• _Required work_
Filter the entries down to the lines containing "VMware", and copy those lines.

• _Dataset content_
···
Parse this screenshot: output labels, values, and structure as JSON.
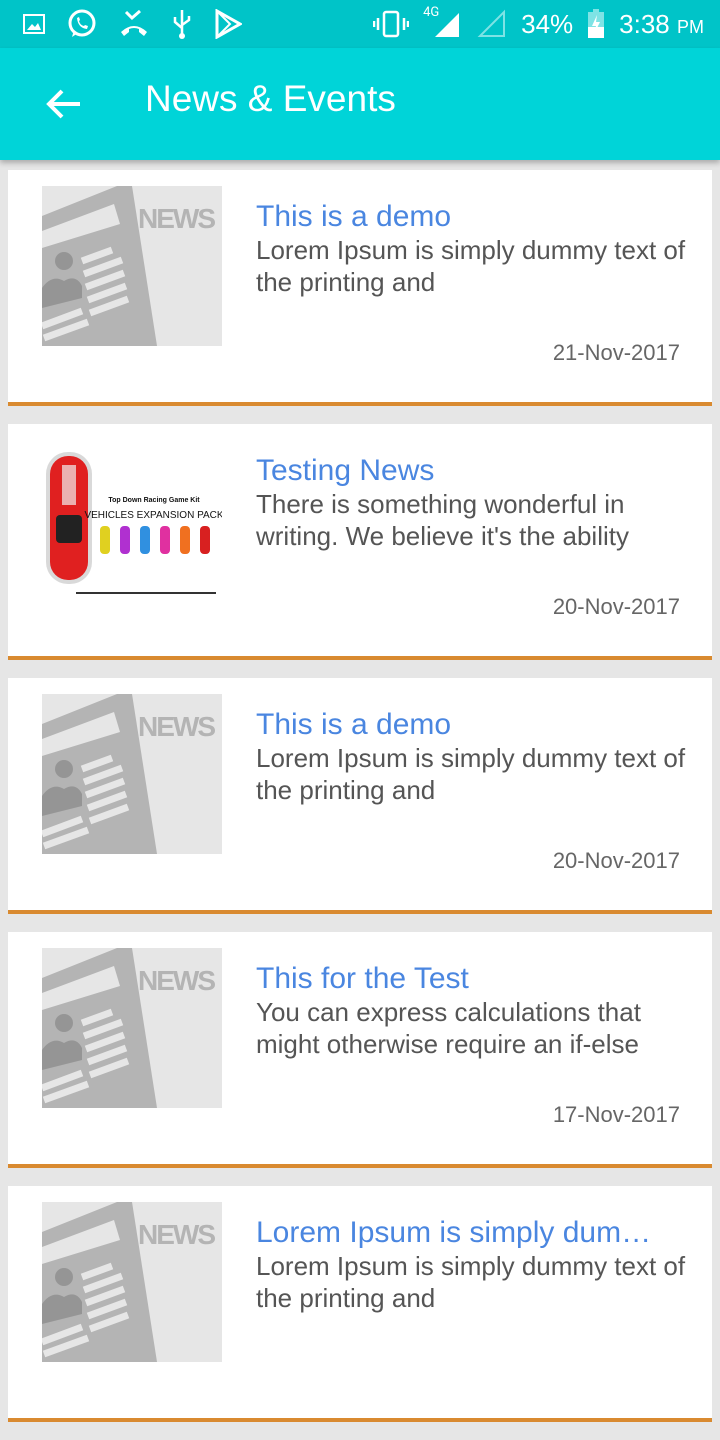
{
  "statusbar": {
    "network": "4G",
    "battery": "34%",
    "time": "3:38",
    "ampm": "PM"
  },
  "appbar": {
    "title": "News & Events"
  },
  "items": [
    {
      "title": "This is a demo",
      "desc": "Lorem Ipsum is simply dummy text of the printing and",
      "date": "21-Nov-2017",
      "thumb": "news"
    },
    {
      "title": "Testing News",
      "desc": "There is something wonderful in writing. We believe it's the ability",
      "date": "20-Nov-2017",
      "thumb": "cars",
      "thumb_title": "Top Down Racing Game Kit",
      "thumb_subtitle": "VEHICLES EXPANSION PACK"
    },
    {
      "title": "This is a demo",
      "desc": "Lorem Ipsum is simply dummy text of the printing and",
      "date": "20-Nov-2017",
      "thumb": "news"
    },
    {
      "title": "This for the Test",
      "desc": "You can express calculations that might otherwise require an if-else",
      "date": "17-Nov-2017",
      "thumb": "news"
    },
    {
      "title": "Lorem Ipsum is simply dummy text",
      "desc": "Lorem Ipsum is simply dummy text of the printing and",
      "date": "",
      "thumb": "news"
    }
  ],
  "colors": {
    "accent": "#00d4d8",
    "title": "#4a86e0",
    "divider": "#d98a30"
  }
}
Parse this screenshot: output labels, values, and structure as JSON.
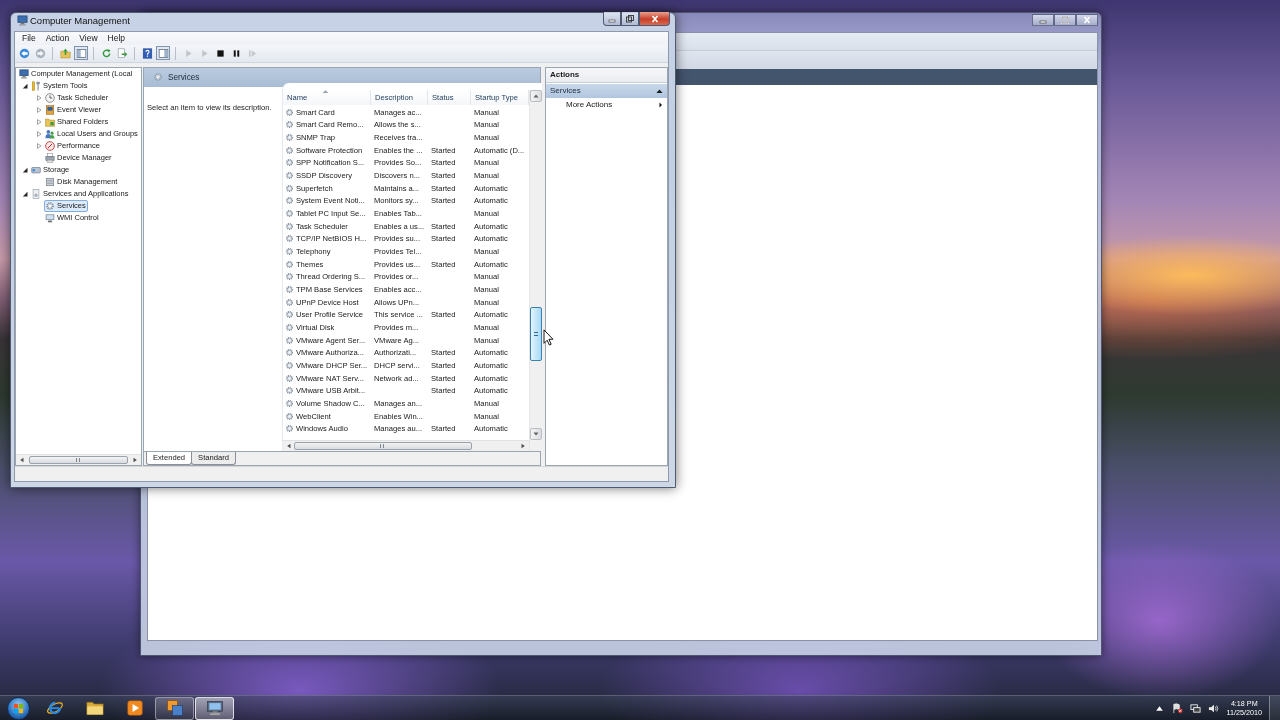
{
  "window": {
    "title": "Computer Management"
  },
  "menu": [
    "File",
    "Action",
    "View",
    "Help"
  ],
  "toolbar_groups": [
    {
      "buttons": [
        {
          "kind": "back",
          "pressed": false,
          "disabled": false
        },
        {
          "kind": "forward",
          "pressed": false,
          "disabled": true
        }
      ]
    },
    {
      "buttons": [
        {
          "kind": "up",
          "pressed": false,
          "disabled": false
        },
        {
          "kind": "tree",
          "pressed": true,
          "disabled": false
        }
      ]
    },
    {
      "buttons": [
        {
          "kind": "refresh",
          "pressed": false,
          "disabled": false
        },
        {
          "kind": "export",
          "pressed": false,
          "disabled": false
        }
      ]
    },
    {
      "buttons": [
        {
          "kind": "help",
          "pressed": false,
          "disabled": false
        },
        {
          "kind": "actionpane",
          "pressed": true,
          "disabled": false
        }
      ]
    },
    {
      "buttons": [
        {
          "kind": "play",
          "pressed": false,
          "disabled": true
        },
        {
          "kind": "play",
          "pressed": false,
          "disabled": true
        },
        {
          "kind": "stop",
          "pressed": false,
          "disabled": false
        },
        {
          "kind": "pause",
          "pressed": false,
          "disabled": false
        },
        {
          "kind": "resume",
          "pressed": false,
          "disabled": true
        }
      ]
    }
  ],
  "tree": [
    {
      "label": "Computer Management (Local",
      "kind": "computer",
      "selected": false,
      "children": [
        {
          "label": "System Tools",
          "kind": "tools",
          "expanded": true,
          "selected": false,
          "children": [
            {
              "label": "Task Scheduler",
              "kind": "clock",
              "expanded": false,
              "selected": false
            },
            {
              "label": "Event Viewer",
              "kind": "log",
              "expanded": false,
              "selected": false
            },
            {
              "label": "Shared Folders",
              "kind": "share",
              "expanded": false,
              "selected": false
            },
            {
              "label": "Local Users and Groups",
              "kind": "users",
              "expanded": false,
              "selected": false
            },
            {
              "label": "Performance",
              "kind": "gauge",
              "expanded": false,
              "selected": false
            },
            {
              "label": "Device Manager",
              "kind": "device",
              "selected": false
            }
          ]
        },
        {
          "label": "Storage",
          "kind": "drive",
          "expanded": true,
          "selected": false,
          "children": [
            {
              "label": "Disk Management",
              "kind": "disk",
              "selected": false
            }
          ]
        },
        {
          "label": "Services and Applications",
          "kind": "apps",
          "expanded": true,
          "selected": false,
          "children": [
            {
              "label": "Services",
              "kind": "gear",
              "selected": true
            },
            {
              "label": "WMI Control",
              "kind": "console",
              "selected": false
            }
          ]
        }
      ]
    }
  ],
  "services": {
    "title": "Services",
    "hint": "Select an item to view its description.",
    "columns": [
      {
        "label": "Name",
        "sorted": true
      },
      {
        "label": "Description",
        "sorted": false
      },
      {
        "label": "Status",
        "sorted": false
      },
      {
        "label": "Startup Type",
        "sorted": false
      }
    ],
    "rows": [
      {
        "name": "Smart Card",
        "description": "Manages ac...",
        "startup_type": "Manual"
      },
      {
        "name": "Smart Card Remo...",
        "description": "Allows the s...",
        "startup_type": "Manual"
      },
      {
        "name": "SNMP Trap",
        "description": "Receives tra...",
        "startup_type": "Manual"
      },
      {
        "name": "Software Protection",
        "description": "Enables the ...",
        "status": "Started",
        "startup_type": "Automatic (D..."
      },
      {
        "name": "SPP Notification S...",
        "description": "Provides So...",
        "status": "Started",
        "startup_type": "Manual"
      },
      {
        "name": "SSDP Discovery",
        "description": "Discovers n...",
        "status": "Started",
        "startup_type": "Manual"
      },
      {
        "name": "Superfetch",
        "description": "Maintains a...",
        "status": "Started",
        "startup_type": "Automatic"
      },
      {
        "name": "System Event Noti...",
        "description": "Monitors sy...",
        "status": "Started",
        "startup_type": "Automatic"
      },
      {
        "name": "Tablet PC Input Se...",
        "description": "Enables Tab...",
        "startup_type": "Manual"
      },
      {
        "name": "Task Scheduler",
        "description": "Enables a us...",
        "status": "Started",
        "startup_type": "Automatic"
      },
      {
        "name": "TCP/IP NetBIOS H...",
        "description": "Provides su...",
        "status": "Started",
        "startup_type": "Automatic"
      },
      {
        "name": "Telephony",
        "description": "Provides Tel...",
        "startup_type": "Manual"
      },
      {
        "name": "Themes",
        "description": "Provides us...",
        "status": "Started",
        "startup_type": "Automatic"
      },
      {
        "name": "Thread Ordering S...",
        "description": "Provides or...",
        "startup_type": "Manual"
      },
      {
        "name": "TPM Base Services",
        "description": "Enables acc...",
        "startup_type": "Manual"
      },
      {
        "name": "UPnP Device Host",
        "description": "Allows UPn...",
        "startup_type": "Manual"
      },
      {
        "name": "User Profile Service",
        "description": "This service ...",
        "status": "Started",
        "startup_type": "Automatic"
      },
      {
        "name": "Virtual Disk",
        "description": "Provides m...",
        "startup_type": "Manual"
      },
      {
        "name": "VMware Agent Ser...",
        "description": "VMware Ag...",
        "startup_type": "Manual"
      },
      {
        "name": "VMware Authoriza...",
        "description": "Authorizati...",
        "status": "Started",
        "startup_type": "Automatic"
      },
      {
        "name": "VMware DHCP Ser...",
        "description": "DHCP servi...",
        "status": "Started",
        "startup_type": "Automatic"
      },
      {
        "name": "VMware NAT Serv...",
        "description": "Network ad...",
        "status": "Started",
        "startup_type": "Automatic"
      },
      {
        "name": "VMware USB Arbit...",
        "status": "Started",
        "startup_type": "Automatic"
      },
      {
        "name": "Volume Shadow C...",
        "description": "Manages an...",
        "startup_type": "Manual"
      },
      {
        "name": "WebClient",
        "description": "Enables Win...",
        "startup_type": "Manual"
      },
      {
        "name": "Windows Audio",
        "description": "Manages au...",
        "status": "Started",
        "startup_type": "Automatic"
      }
    ]
  },
  "view_tabs": [
    {
      "label": "Extended",
      "selected": true
    },
    {
      "label": "Standard",
      "selected": false
    }
  ],
  "actions": {
    "title": "Actions",
    "sections": [
      {
        "label": "Services",
        "expanded": true,
        "items": [
          {
            "label": "More Actions",
            "submenu": true
          }
        ]
      }
    ]
  },
  "taskbar": {
    "items": [
      {
        "kind": "browser",
        "open": false,
        "selected": false
      },
      {
        "kind": "folder",
        "open": false,
        "selected": false
      },
      {
        "kind": "media",
        "open": false,
        "selected": false
      },
      {
        "kind": "squares",
        "open": true,
        "selected": false
      },
      {
        "kind": "console",
        "open": true,
        "selected": true
      }
    ],
    "time": "4:18 PM",
    "date": "11/25/2010"
  }
}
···
• _Answer_
        "name": "VMware Agent Ser...",
        "description": "VMware Ag...",
        "name": "VMware Authoriza...",
        "name": "VMware DHCP Ser...",
        "name": "VMware NAT Serv...",
        "name": "VMware USB Arbit...",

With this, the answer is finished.